# Source data:
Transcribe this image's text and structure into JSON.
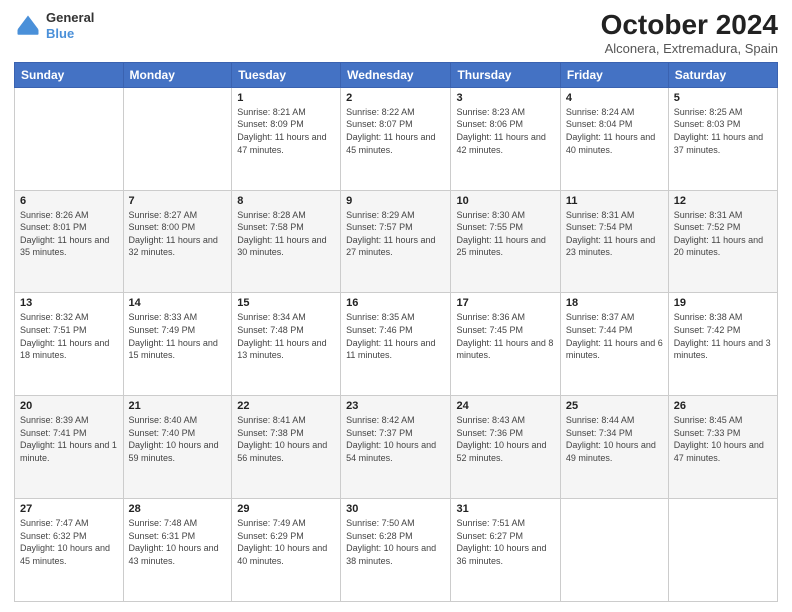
{
  "header": {
    "logo": {
      "general": "General",
      "blue": "Blue"
    },
    "title": "October 2024",
    "location": "Alconera, Extremadura, Spain"
  },
  "calendar": {
    "days_of_week": [
      "Sunday",
      "Monday",
      "Tuesday",
      "Wednesday",
      "Thursday",
      "Friday",
      "Saturday"
    ],
    "weeks": [
      [
        {
          "day": "",
          "info": ""
        },
        {
          "day": "",
          "info": ""
        },
        {
          "day": "1",
          "info": "Sunrise: 8:21 AM\nSunset: 8:09 PM\nDaylight: 11 hours and 47 minutes."
        },
        {
          "day": "2",
          "info": "Sunrise: 8:22 AM\nSunset: 8:07 PM\nDaylight: 11 hours and 45 minutes."
        },
        {
          "day": "3",
          "info": "Sunrise: 8:23 AM\nSunset: 8:06 PM\nDaylight: 11 hours and 42 minutes."
        },
        {
          "day": "4",
          "info": "Sunrise: 8:24 AM\nSunset: 8:04 PM\nDaylight: 11 hours and 40 minutes."
        },
        {
          "day": "5",
          "info": "Sunrise: 8:25 AM\nSunset: 8:03 PM\nDaylight: 11 hours and 37 minutes."
        }
      ],
      [
        {
          "day": "6",
          "info": "Sunrise: 8:26 AM\nSunset: 8:01 PM\nDaylight: 11 hours and 35 minutes."
        },
        {
          "day": "7",
          "info": "Sunrise: 8:27 AM\nSunset: 8:00 PM\nDaylight: 11 hours and 32 minutes."
        },
        {
          "day": "8",
          "info": "Sunrise: 8:28 AM\nSunset: 7:58 PM\nDaylight: 11 hours and 30 minutes."
        },
        {
          "day": "9",
          "info": "Sunrise: 8:29 AM\nSunset: 7:57 PM\nDaylight: 11 hours and 27 minutes."
        },
        {
          "day": "10",
          "info": "Sunrise: 8:30 AM\nSunset: 7:55 PM\nDaylight: 11 hours and 25 minutes."
        },
        {
          "day": "11",
          "info": "Sunrise: 8:31 AM\nSunset: 7:54 PM\nDaylight: 11 hours and 23 minutes."
        },
        {
          "day": "12",
          "info": "Sunrise: 8:31 AM\nSunset: 7:52 PM\nDaylight: 11 hours and 20 minutes."
        }
      ],
      [
        {
          "day": "13",
          "info": "Sunrise: 8:32 AM\nSunset: 7:51 PM\nDaylight: 11 hours and 18 minutes."
        },
        {
          "day": "14",
          "info": "Sunrise: 8:33 AM\nSunset: 7:49 PM\nDaylight: 11 hours and 15 minutes."
        },
        {
          "day": "15",
          "info": "Sunrise: 8:34 AM\nSunset: 7:48 PM\nDaylight: 11 hours and 13 minutes."
        },
        {
          "day": "16",
          "info": "Sunrise: 8:35 AM\nSunset: 7:46 PM\nDaylight: 11 hours and 11 minutes."
        },
        {
          "day": "17",
          "info": "Sunrise: 8:36 AM\nSunset: 7:45 PM\nDaylight: 11 hours and 8 minutes."
        },
        {
          "day": "18",
          "info": "Sunrise: 8:37 AM\nSunset: 7:44 PM\nDaylight: 11 hours and 6 minutes."
        },
        {
          "day": "19",
          "info": "Sunrise: 8:38 AM\nSunset: 7:42 PM\nDaylight: 11 hours and 3 minutes."
        }
      ],
      [
        {
          "day": "20",
          "info": "Sunrise: 8:39 AM\nSunset: 7:41 PM\nDaylight: 11 hours and 1 minute."
        },
        {
          "day": "21",
          "info": "Sunrise: 8:40 AM\nSunset: 7:40 PM\nDaylight: 10 hours and 59 minutes."
        },
        {
          "day": "22",
          "info": "Sunrise: 8:41 AM\nSunset: 7:38 PM\nDaylight: 10 hours and 56 minutes."
        },
        {
          "day": "23",
          "info": "Sunrise: 8:42 AM\nSunset: 7:37 PM\nDaylight: 10 hours and 54 minutes."
        },
        {
          "day": "24",
          "info": "Sunrise: 8:43 AM\nSunset: 7:36 PM\nDaylight: 10 hours and 52 minutes."
        },
        {
          "day": "25",
          "info": "Sunrise: 8:44 AM\nSunset: 7:34 PM\nDaylight: 10 hours and 49 minutes."
        },
        {
          "day": "26",
          "info": "Sunrise: 8:45 AM\nSunset: 7:33 PM\nDaylight: 10 hours and 47 minutes."
        }
      ],
      [
        {
          "day": "27",
          "info": "Sunrise: 7:47 AM\nSunset: 6:32 PM\nDaylight: 10 hours and 45 minutes."
        },
        {
          "day": "28",
          "info": "Sunrise: 7:48 AM\nSunset: 6:31 PM\nDaylight: 10 hours and 43 minutes."
        },
        {
          "day": "29",
          "info": "Sunrise: 7:49 AM\nSunset: 6:29 PM\nDaylight: 10 hours and 40 minutes."
        },
        {
          "day": "30",
          "info": "Sunrise: 7:50 AM\nSunset: 6:28 PM\nDaylight: 10 hours and 38 minutes."
        },
        {
          "day": "31",
          "info": "Sunrise: 7:51 AM\nSunset: 6:27 PM\nDaylight: 10 hours and 36 minutes."
        },
        {
          "day": "",
          "info": ""
        },
        {
          "day": "",
          "info": ""
        }
      ]
    ]
  }
}
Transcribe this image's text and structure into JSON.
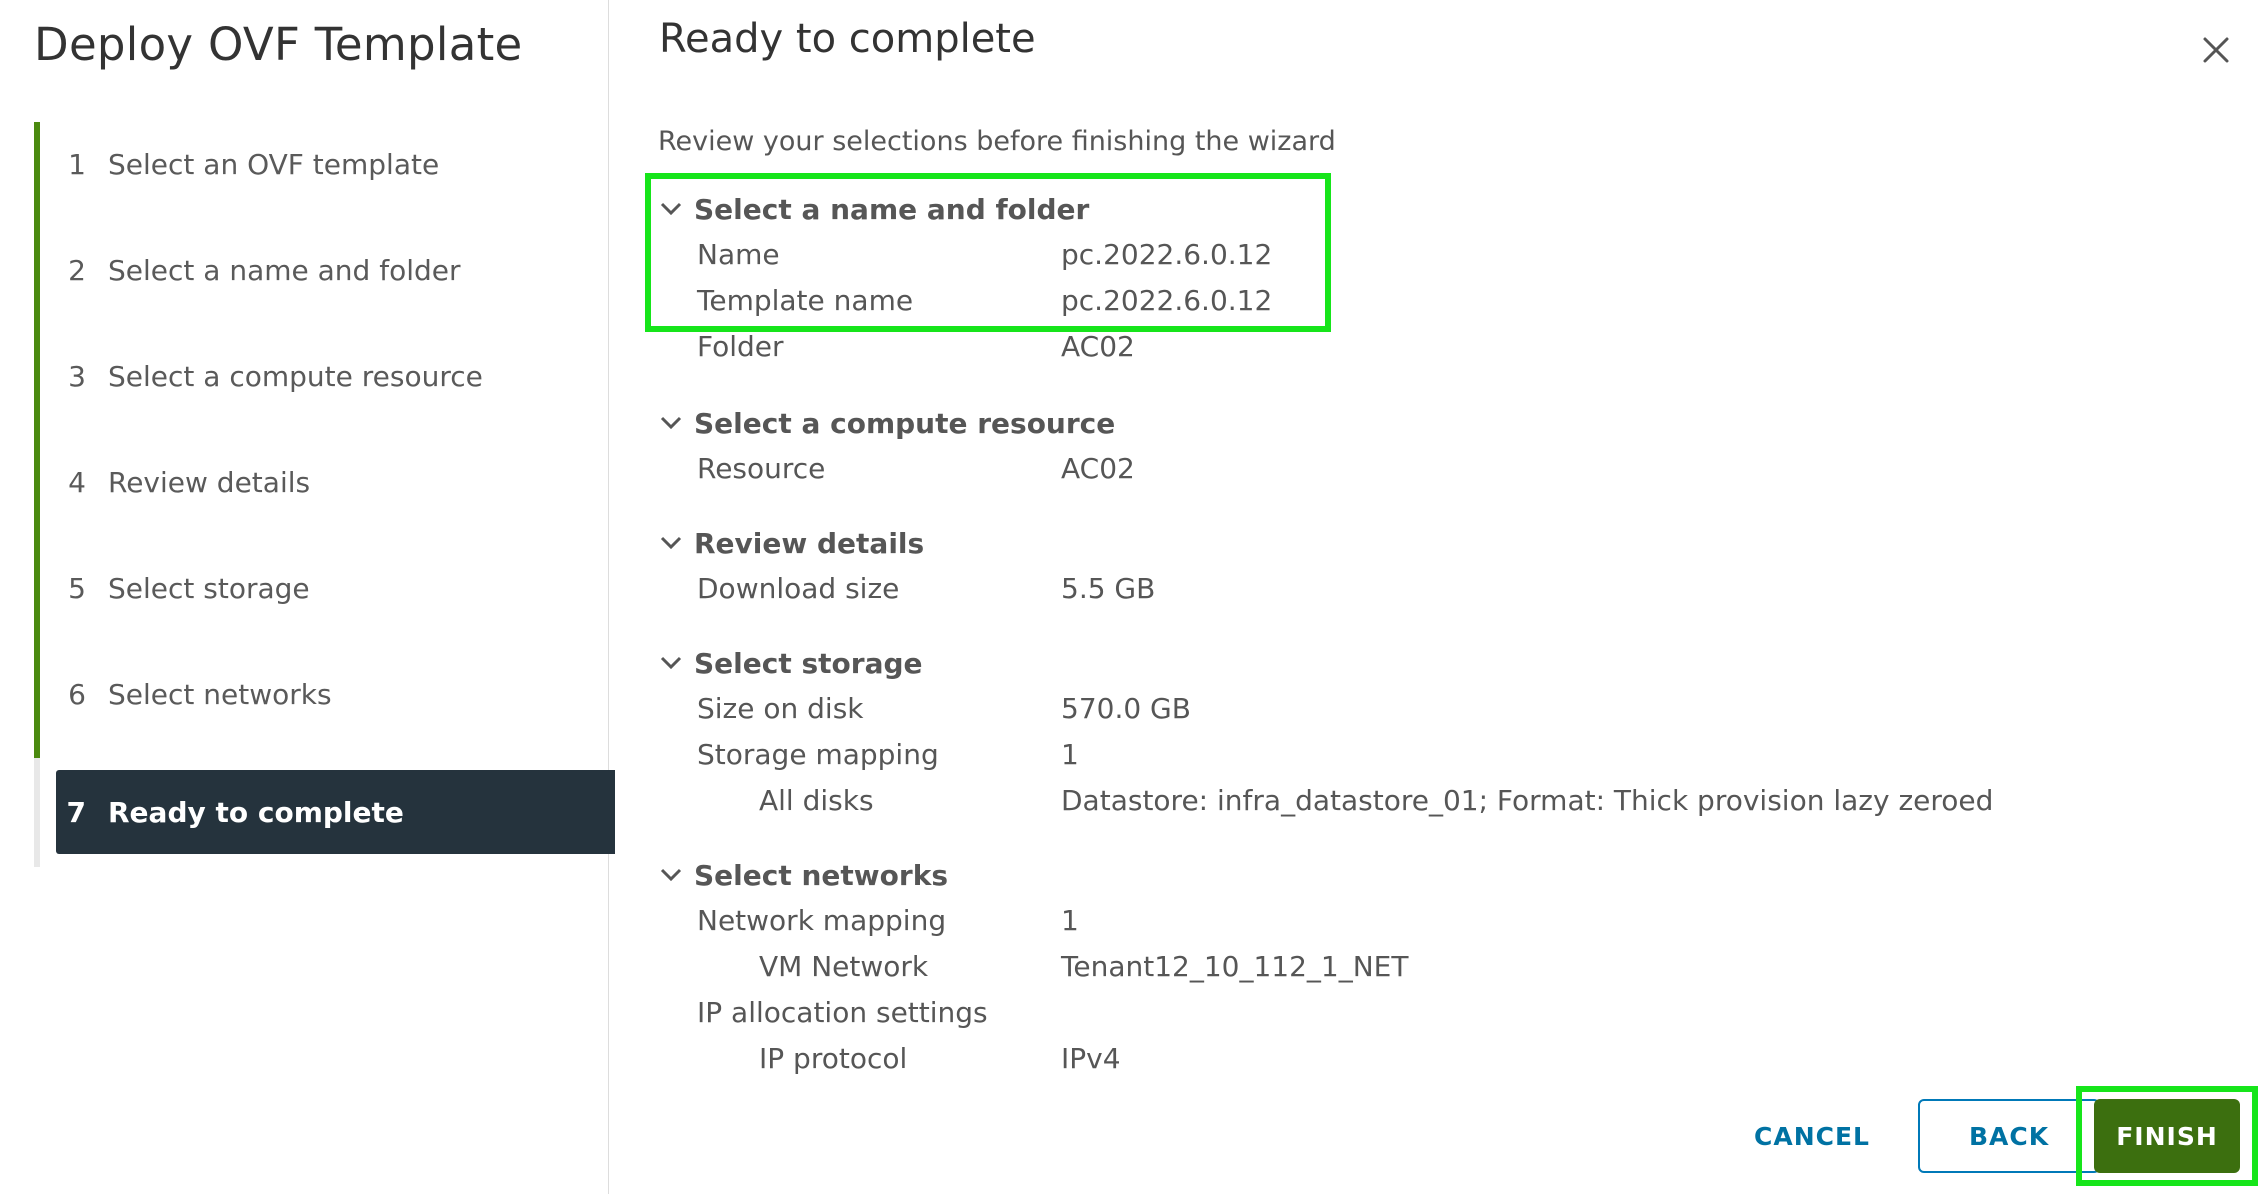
{
  "wizard": {
    "title": "Deploy OVF Template"
  },
  "steps": [
    {
      "num": "1",
      "label": "Select an OVF template"
    },
    {
      "num": "2",
      "label": "Select a name and folder"
    },
    {
      "num": "3",
      "label": "Select a compute resource"
    },
    {
      "num": "4",
      "label": "Review details"
    },
    {
      "num": "5",
      "label": "Select storage"
    },
    {
      "num": "6",
      "label": "Select networks"
    },
    {
      "num": "7",
      "label": "Ready to complete"
    }
  ],
  "main": {
    "title": "Ready to complete",
    "intro": "Review your selections before finishing the wizard",
    "close_icon": "close-icon"
  },
  "sections": {
    "name_folder": {
      "title": "Select a name and folder",
      "rows": [
        {
          "k": "Name",
          "v": "pc.2022.6.0.12"
        },
        {
          "k": "Template name",
          "v": "pc.2022.6.0.12"
        },
        {
          "k": "Folder",
          "v": "AC02"
        }
      ]
    },
    "compute": {
      "title": "Select a compute resource",
      "rows": [
        {
          "k": "Resource",
          "v": "AC02"
        }
      ]
    },
    "review": {
      "title": "Review details",
      "rows": [
        {
          "k": "Download size",
          "v": "5.5 GB"
        }
      ]
    },
    "storage": {
      "title": "Select storage",
      "rows": [
        {
          "k": "Size on disk",
          "v": "570.0 GB"
        },
        {
          "k": "Storage mapping",
          "v": "1"
        },
        {
          "k": "All disks",
          "v": "Datastore: infra_datastore_01; Format: Thick provision lazy zeroed"
        }
      ]
    },
    "networks": {
      "title": "Select networks",
      "rows": [
        {
          "k": "Network mapping",
          "v": "1"
        },
        {
          "k": "VM Network",
          "v": "Tenant12_10_112_1_NET"
        },
        {
          "k": "IP allocation settings",
          "v": ""
        },
        {
          "k": "IP protocol",
          "v": "IPv4"
        }
      ]
    }
  },
  "footer": {
    "cancel": "CANCEL",
    "back": "BACK",
    "finish": "FINISH"
  },
  "colors": {
    "accent_green": "#3c6f0f",
    "nav_active_bg": "#25333d",
    "link_blue": "#0072a3",
    "highlight": "#16e51a"
  }
}
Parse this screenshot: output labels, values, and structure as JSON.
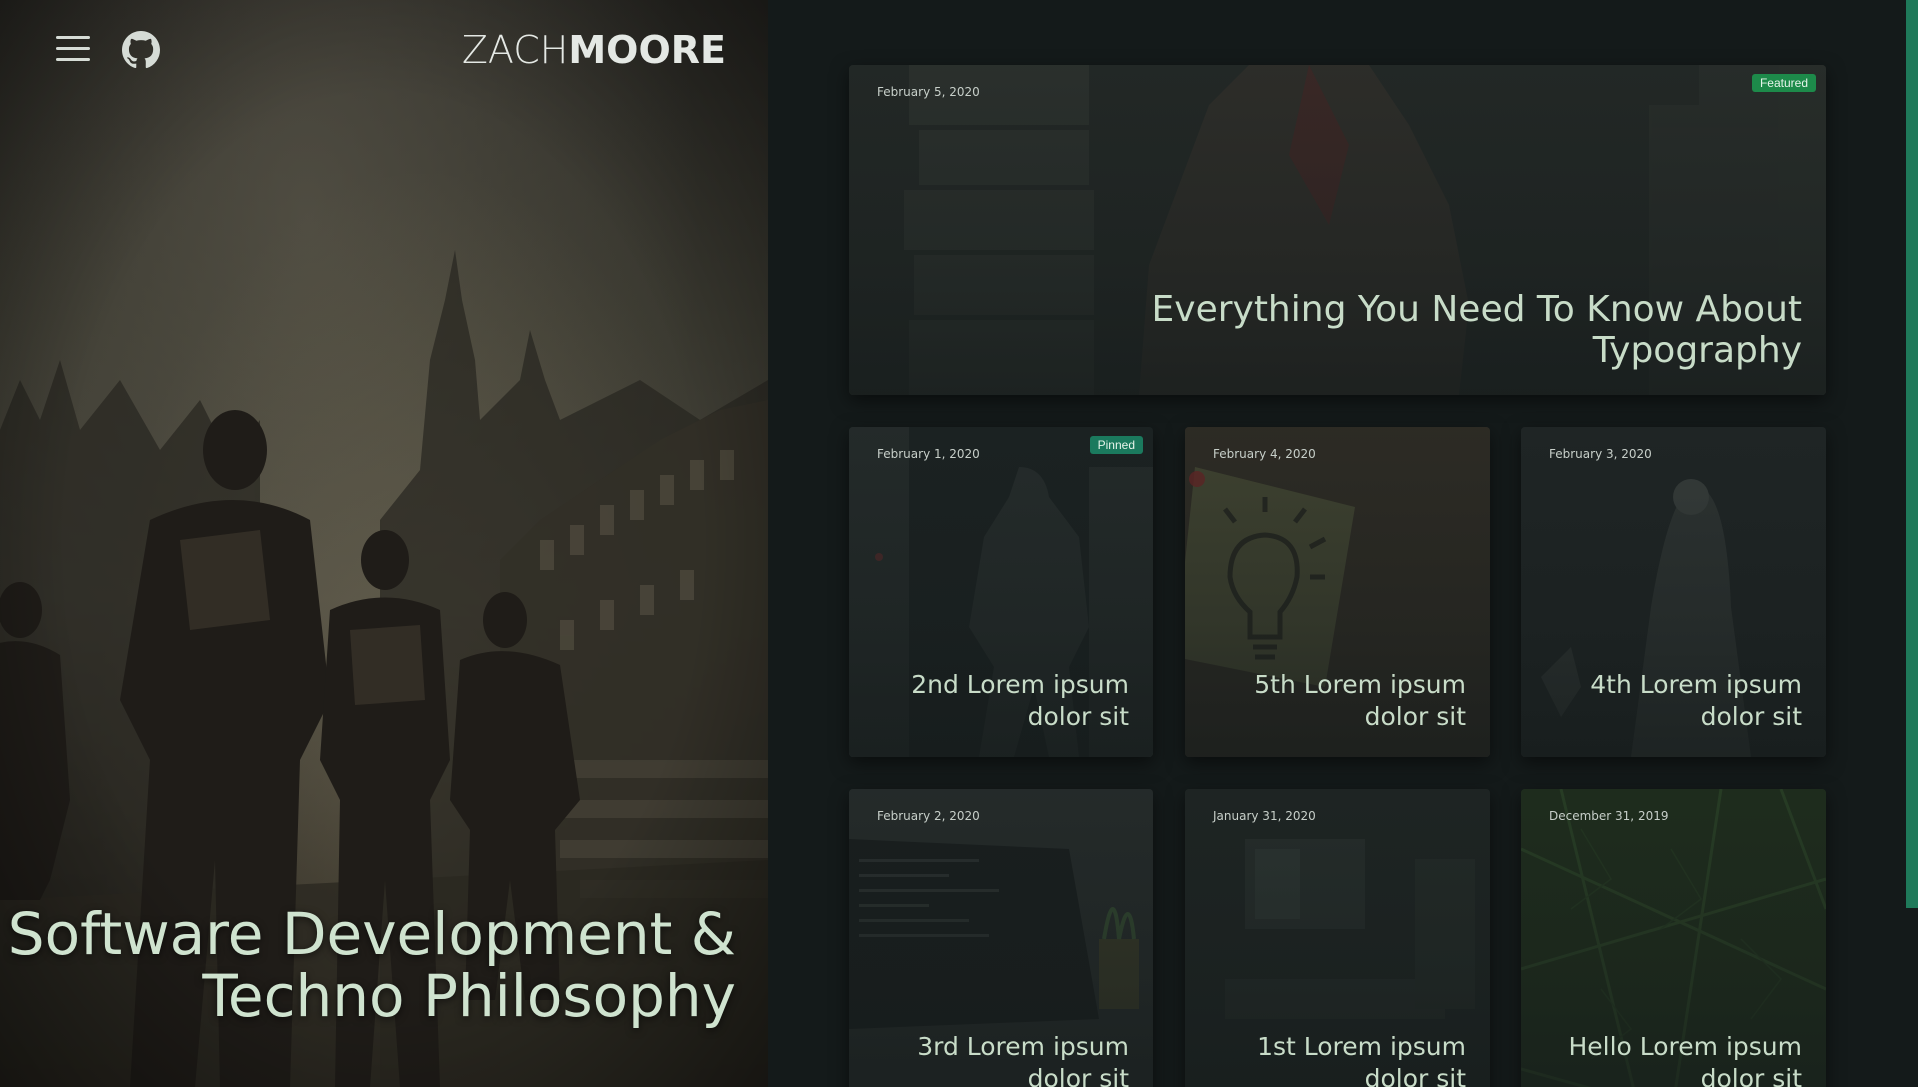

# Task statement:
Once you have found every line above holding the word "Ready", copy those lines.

# Answer to this problem:
      "label": "Ready to complete"
    "title": "Ready to complete",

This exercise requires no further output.